Many slave states such as Missouri, Arkansas, Mississippi, Alabama, Georgia, Florida, South Carolina, and Texas saw their slave population dramatically drop in the years following the Emancipation Proclaimation. On the other hand, Northern states such as Rhode Island, Massachusetts, New Hampshire, and Vermont continued to have large slave populations and maintained relatively high levels of slavery in the years prior to the Emancipation Proclaimation. Some states such as Delaware and Kentucky still kept relatively large numbers of slaves.

Emancipation did not end all forms of slavery in the southern states. Instead, it served to strengthen the Union’s position among the former slaves.

Another purpose of the Emancipation Proclaimation was to ensure the safety and welfare of freed slave women and children who had fled the antebellum south. In the north, the Emancipation Proclaimation served to protect these women and children from violence in the south.

Despite the Emancipation Proclaimation, slavery in the south continued for several years. During this period, white Southerners continued to exploit slave labor in plantations, on farms, in mines, in textile mills, in mines, in domestic service, and in many other industries.

The Proclamation of Emancipation also introduced many reeducation programs to help former slaves re-enter society. Although the Emancipation Proclaimation was not the last word, it was one of the most important statements made in the abolition movement. Several later proclamations were issued throughout the civil war.

Some of these later proclamations were to provide assistance for former slaves who did not know how to read and write in English. Other proclamations were to provide financial assistance for the education of slaves who returned to the south after the war. Some proclamations were to provide funds for agricultural projects for former slaves. Others were to encourage former slaves to start a business and to start a new life in the south.

The abolitionist movement itself was affected by the Emancipation Proclamation. Many abolitionist leaders and groups decided to work with the slave states to help them continue to fight for the institution of slavery. Others continued to seek further changes that would include the end of slavery. Slavery in the whole country.

In general many Southerners were disappointed by the Emancipation Proclamation. However, most of them chose to work toward changing the way in which slavery operated and to make certain that it never returned to the south.

The re-emancipation movement failed to achieve national level success. The Emancipation Proclamation was not a “cure” for the problem of slavery in the south. However, it did not completely end the institution of slavery in the south and it did not guarantee that slavery would be eliminated completely. Nevertheless, it did help to ensure that the institution of slavery in the southern states would be less of a factor.

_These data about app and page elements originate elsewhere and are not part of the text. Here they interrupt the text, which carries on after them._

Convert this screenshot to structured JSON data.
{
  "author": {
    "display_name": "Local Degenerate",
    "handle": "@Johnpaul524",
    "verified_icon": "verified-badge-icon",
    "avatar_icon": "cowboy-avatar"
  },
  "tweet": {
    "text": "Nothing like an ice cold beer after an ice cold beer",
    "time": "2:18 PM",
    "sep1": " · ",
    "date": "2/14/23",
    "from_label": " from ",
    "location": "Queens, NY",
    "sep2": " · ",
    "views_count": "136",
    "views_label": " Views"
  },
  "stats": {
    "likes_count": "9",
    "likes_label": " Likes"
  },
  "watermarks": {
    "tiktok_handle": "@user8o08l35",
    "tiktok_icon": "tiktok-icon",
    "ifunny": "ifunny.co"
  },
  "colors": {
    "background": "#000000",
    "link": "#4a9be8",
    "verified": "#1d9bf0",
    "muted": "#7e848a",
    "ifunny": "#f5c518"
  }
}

Finally, the Emancipation Proclamation did not lead to an end to all forms of slavery in the country. Slavery existed in some areas of the country.